Those challenges are real: In my classroom, one student is a caregiver for his parent, another has lost multiple siblings to gun violence, and many others have parents that work long hours and are rarely around. These experiences have a considerable impact on their learning; often, students don’t have the tools to cope with this stress, and so they express their frustration by acting out in disruptive ways.

And yet, amid all this advocacy for our students’ mental health, we neglect our own. I worry that without a healthy state of mind, educators can’t offer their best teaching and attention to students, perhaps causing additional harm to kids already dealing with heavy burdens outside of school.

I don’t think it has to be this way. If more funding was allocated to our schools for student counseling, it would allow educators more time to focus on teaching. Our schools could provide social and emotional support to our students and staff to help them learn coping mechanisms. We would be able to hold self-care activities for the entire school. Support staff could give students and parents tools to support them outside of school.

To ensure students’ well-being, we need our own help.

Dr. Martin Luther King Jr. said it best: “Whatever affects one directly, affects all indirectly. I can never be what I ought to be until you are what you ought to be. This is the interrelated structure of reality.” Student and educator mental wellness are deeply interconnected, and we all must make sure we help educators be the best they can be for their students.
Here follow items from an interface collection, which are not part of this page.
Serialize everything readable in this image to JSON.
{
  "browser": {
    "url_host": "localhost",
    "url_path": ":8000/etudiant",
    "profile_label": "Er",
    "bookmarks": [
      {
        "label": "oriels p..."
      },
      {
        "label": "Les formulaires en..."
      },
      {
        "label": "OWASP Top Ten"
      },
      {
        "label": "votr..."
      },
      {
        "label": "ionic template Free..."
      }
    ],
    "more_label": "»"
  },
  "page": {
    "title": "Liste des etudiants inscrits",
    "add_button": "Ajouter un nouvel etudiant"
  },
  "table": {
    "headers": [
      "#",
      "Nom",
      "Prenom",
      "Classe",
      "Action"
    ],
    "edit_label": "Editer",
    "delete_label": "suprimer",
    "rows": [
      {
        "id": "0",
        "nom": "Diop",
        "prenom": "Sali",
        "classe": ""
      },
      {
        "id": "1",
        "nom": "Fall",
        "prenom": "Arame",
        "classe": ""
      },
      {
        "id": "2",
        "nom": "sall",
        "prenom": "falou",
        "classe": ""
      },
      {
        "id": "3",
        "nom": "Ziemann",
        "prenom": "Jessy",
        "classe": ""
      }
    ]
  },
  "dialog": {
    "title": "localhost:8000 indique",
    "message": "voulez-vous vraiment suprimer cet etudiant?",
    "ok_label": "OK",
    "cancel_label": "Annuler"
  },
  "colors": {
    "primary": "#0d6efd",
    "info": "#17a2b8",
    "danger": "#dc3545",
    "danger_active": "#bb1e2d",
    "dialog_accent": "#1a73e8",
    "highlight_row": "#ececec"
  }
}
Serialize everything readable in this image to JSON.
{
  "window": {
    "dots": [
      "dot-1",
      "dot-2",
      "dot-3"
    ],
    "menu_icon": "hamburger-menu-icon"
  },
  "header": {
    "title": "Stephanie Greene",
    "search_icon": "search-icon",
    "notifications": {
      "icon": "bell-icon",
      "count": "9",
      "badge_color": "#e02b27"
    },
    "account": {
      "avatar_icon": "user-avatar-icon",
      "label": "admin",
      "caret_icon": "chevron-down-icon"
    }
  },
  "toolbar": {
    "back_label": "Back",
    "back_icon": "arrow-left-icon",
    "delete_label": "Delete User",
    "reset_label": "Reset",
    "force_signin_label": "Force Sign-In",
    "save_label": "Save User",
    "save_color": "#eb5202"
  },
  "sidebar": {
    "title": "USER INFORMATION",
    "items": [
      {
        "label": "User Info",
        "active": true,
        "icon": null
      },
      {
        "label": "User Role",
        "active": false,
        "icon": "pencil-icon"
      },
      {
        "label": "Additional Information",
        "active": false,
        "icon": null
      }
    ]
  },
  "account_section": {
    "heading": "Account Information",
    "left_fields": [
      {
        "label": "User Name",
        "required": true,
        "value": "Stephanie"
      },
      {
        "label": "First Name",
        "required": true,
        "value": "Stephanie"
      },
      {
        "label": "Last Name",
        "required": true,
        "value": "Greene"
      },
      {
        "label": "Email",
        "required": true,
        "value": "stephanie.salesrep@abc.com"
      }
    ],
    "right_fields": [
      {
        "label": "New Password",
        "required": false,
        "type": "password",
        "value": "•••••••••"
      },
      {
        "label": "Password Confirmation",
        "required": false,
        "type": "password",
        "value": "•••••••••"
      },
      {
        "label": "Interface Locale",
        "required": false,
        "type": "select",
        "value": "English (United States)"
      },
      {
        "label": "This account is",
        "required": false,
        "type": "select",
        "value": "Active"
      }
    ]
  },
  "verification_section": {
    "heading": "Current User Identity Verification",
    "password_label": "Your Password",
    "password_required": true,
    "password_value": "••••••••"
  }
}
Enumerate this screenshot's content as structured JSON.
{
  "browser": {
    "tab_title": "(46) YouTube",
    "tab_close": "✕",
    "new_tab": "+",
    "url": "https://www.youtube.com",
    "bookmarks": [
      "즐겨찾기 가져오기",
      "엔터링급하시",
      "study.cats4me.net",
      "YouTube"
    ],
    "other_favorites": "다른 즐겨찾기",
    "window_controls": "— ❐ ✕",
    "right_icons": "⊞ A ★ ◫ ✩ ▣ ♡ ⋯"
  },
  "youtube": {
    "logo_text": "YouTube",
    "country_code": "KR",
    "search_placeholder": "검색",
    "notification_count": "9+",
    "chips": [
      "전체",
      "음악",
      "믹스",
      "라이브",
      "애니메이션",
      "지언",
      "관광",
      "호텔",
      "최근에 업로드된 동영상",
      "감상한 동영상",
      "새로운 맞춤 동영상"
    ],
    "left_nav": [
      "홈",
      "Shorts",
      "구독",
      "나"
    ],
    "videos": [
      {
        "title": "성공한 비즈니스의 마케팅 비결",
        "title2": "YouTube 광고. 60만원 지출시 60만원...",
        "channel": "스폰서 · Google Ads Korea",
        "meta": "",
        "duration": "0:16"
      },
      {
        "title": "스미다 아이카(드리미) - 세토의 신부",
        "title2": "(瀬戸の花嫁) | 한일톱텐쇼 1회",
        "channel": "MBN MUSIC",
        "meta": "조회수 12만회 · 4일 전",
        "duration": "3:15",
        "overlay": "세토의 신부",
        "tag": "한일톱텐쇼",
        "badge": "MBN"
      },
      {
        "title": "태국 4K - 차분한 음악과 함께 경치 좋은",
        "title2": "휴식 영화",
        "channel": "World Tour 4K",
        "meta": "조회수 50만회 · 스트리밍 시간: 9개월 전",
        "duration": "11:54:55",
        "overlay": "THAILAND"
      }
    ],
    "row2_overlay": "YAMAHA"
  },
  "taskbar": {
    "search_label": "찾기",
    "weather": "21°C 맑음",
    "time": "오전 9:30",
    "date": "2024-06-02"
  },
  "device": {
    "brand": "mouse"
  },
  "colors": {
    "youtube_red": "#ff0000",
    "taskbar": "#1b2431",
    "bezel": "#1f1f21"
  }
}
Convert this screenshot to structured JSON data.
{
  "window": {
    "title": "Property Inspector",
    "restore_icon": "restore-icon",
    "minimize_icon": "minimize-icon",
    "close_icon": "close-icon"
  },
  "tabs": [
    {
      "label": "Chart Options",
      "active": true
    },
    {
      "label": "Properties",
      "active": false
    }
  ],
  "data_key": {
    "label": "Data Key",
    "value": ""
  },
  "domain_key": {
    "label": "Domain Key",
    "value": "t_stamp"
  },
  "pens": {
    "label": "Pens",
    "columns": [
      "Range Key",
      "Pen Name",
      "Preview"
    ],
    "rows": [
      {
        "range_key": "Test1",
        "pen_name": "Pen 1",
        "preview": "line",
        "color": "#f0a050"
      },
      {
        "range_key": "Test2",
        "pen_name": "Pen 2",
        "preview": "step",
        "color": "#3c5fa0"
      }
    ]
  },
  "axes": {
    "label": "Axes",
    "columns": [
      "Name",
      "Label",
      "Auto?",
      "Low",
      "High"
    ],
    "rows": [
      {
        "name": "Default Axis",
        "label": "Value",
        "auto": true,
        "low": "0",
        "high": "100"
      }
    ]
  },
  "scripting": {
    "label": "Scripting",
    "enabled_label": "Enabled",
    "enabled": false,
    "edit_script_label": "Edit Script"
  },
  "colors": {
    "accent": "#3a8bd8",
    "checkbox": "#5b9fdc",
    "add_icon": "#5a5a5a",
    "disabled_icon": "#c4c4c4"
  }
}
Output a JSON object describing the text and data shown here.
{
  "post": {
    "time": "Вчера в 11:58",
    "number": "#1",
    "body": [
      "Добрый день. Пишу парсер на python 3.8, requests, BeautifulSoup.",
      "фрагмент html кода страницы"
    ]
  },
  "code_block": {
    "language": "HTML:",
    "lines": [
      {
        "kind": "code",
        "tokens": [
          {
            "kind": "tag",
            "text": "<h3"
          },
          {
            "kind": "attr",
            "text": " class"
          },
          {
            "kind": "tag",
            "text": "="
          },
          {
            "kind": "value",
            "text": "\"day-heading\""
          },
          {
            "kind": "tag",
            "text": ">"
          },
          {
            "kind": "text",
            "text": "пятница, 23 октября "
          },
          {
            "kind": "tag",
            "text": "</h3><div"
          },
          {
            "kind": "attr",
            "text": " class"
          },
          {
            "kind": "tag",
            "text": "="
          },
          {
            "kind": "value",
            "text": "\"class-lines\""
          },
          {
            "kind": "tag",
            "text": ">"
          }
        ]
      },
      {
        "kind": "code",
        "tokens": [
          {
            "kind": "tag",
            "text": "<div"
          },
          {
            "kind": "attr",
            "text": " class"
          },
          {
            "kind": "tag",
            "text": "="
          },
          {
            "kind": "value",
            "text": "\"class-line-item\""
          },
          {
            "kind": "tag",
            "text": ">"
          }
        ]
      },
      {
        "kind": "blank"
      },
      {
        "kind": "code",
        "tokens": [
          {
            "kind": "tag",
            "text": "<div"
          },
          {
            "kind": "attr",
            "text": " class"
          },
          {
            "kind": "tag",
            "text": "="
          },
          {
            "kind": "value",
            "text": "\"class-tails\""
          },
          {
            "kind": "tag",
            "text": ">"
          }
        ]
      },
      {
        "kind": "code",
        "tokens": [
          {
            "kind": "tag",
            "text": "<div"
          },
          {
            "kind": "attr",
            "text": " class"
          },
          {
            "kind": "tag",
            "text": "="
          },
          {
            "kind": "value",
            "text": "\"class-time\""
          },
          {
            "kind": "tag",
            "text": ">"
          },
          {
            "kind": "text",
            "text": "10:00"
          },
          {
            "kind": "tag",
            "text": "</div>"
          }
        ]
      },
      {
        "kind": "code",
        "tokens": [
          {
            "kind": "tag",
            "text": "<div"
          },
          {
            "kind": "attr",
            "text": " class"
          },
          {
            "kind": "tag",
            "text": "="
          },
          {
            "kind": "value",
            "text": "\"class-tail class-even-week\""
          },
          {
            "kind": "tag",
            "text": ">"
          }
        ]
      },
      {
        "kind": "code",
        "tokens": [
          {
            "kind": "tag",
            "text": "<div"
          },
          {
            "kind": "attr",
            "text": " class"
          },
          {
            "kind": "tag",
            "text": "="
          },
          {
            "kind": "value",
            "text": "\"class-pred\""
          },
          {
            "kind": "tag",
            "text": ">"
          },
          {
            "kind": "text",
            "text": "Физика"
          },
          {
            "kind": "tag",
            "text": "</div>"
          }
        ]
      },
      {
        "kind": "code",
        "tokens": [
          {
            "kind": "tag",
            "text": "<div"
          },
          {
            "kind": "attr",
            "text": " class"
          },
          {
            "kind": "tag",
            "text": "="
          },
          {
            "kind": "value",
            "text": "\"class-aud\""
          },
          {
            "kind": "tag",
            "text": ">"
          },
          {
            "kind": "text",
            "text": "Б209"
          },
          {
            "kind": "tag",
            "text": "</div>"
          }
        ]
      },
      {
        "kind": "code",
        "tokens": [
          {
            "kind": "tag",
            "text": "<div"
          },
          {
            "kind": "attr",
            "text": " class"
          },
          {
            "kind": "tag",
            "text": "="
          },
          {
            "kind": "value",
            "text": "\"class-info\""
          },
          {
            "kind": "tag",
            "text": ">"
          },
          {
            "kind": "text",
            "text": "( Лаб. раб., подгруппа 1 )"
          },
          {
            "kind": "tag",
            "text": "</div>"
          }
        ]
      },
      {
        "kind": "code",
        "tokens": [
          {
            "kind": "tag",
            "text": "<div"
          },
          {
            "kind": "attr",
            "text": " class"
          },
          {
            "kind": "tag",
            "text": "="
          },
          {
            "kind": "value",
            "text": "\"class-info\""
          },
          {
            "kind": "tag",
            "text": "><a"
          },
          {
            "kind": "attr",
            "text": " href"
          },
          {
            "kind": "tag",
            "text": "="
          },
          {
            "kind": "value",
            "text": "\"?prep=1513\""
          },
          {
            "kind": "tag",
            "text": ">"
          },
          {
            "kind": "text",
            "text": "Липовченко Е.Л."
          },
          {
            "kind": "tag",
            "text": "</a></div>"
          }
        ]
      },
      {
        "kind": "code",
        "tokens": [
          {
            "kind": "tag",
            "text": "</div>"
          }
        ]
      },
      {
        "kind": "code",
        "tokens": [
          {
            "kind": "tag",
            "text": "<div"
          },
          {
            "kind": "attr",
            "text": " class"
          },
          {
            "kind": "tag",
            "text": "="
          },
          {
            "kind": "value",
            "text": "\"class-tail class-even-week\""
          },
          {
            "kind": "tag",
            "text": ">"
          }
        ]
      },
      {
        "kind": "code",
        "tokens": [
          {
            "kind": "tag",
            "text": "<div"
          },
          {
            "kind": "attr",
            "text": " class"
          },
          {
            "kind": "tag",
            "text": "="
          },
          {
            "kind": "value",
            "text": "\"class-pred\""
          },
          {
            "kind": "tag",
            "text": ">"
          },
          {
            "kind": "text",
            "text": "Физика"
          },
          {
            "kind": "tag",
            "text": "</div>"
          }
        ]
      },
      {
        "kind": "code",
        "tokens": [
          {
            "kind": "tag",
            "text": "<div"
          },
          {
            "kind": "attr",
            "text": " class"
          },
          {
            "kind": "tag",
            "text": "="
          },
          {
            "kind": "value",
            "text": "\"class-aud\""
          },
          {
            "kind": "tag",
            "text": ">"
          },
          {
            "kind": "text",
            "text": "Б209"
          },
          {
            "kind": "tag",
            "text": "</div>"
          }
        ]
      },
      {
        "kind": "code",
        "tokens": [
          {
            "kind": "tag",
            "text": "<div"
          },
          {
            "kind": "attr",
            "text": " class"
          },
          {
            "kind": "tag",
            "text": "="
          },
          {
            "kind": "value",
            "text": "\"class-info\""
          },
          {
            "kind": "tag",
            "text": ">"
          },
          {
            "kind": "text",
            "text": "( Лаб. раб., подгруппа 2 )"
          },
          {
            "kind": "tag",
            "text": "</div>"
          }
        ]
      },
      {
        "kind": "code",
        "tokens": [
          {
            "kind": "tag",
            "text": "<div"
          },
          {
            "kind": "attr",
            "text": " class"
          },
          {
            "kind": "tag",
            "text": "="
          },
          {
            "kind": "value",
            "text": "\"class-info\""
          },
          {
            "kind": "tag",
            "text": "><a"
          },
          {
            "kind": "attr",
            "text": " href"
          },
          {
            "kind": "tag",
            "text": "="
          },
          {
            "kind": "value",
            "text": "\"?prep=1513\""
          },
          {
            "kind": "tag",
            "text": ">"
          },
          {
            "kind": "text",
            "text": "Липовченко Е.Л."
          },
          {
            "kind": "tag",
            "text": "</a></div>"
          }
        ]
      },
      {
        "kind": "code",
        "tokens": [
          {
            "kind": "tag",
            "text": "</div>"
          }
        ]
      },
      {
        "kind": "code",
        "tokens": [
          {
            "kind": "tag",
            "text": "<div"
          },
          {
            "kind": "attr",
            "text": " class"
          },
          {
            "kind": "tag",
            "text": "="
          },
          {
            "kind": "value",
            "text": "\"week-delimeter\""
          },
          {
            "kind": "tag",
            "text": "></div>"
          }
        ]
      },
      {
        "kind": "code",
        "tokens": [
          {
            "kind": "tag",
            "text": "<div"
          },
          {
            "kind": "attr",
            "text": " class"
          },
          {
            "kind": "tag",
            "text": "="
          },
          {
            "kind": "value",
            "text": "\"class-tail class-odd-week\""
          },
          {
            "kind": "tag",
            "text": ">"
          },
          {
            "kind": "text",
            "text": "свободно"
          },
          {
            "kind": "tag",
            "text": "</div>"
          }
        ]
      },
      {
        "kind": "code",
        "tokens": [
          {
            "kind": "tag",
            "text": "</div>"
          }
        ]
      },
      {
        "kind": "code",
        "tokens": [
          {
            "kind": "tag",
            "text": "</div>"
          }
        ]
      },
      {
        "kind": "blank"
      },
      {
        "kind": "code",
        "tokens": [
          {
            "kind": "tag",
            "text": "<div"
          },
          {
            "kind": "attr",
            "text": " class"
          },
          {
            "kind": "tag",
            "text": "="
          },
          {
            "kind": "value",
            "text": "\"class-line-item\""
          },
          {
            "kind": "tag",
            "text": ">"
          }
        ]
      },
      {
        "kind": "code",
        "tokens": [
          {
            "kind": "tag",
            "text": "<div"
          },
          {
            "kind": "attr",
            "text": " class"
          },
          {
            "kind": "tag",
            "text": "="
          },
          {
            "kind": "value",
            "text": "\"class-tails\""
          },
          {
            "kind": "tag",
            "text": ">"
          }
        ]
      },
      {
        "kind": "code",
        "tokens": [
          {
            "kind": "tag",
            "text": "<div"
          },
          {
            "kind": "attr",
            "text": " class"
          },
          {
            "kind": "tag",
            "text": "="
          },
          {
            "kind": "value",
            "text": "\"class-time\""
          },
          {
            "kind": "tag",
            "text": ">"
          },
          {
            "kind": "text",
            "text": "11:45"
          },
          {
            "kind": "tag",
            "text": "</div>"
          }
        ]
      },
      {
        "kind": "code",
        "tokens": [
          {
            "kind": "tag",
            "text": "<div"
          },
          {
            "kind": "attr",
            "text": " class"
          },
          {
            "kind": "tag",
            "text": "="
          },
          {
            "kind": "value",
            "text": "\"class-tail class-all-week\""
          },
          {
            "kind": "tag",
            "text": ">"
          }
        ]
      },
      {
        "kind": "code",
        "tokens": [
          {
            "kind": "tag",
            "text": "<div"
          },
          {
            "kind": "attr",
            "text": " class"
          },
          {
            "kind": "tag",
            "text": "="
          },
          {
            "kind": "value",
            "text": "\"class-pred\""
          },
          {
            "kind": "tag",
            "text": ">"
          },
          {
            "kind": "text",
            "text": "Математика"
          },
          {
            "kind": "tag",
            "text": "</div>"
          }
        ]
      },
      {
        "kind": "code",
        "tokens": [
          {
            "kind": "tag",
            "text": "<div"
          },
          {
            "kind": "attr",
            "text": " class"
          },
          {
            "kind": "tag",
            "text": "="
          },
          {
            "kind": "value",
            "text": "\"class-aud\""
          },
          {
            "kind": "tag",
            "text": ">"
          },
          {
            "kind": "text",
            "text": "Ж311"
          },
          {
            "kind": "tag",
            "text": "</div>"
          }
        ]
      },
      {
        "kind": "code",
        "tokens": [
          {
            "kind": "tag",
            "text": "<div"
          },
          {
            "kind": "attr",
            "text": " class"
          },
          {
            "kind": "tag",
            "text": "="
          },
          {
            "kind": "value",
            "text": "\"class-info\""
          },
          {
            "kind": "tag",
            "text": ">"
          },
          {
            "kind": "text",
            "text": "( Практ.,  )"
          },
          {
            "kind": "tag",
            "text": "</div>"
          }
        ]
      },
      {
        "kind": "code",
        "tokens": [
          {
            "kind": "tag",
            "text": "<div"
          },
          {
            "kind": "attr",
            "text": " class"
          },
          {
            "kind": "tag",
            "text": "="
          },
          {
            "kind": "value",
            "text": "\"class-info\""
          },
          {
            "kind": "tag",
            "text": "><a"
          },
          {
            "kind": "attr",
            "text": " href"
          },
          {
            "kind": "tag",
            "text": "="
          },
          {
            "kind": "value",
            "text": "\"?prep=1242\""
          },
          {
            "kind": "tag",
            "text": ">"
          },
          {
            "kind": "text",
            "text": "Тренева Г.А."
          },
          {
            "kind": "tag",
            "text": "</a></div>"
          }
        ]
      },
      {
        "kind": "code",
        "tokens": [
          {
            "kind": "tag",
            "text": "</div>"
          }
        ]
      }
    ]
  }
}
Shakita Smith is a teacher’s assistant at Pablo Casals School of Excellence in Humboldt Park. She is also a member of the Chicago Teachers Union and Educators for Excellence, a national teacher policy and advocacy organization.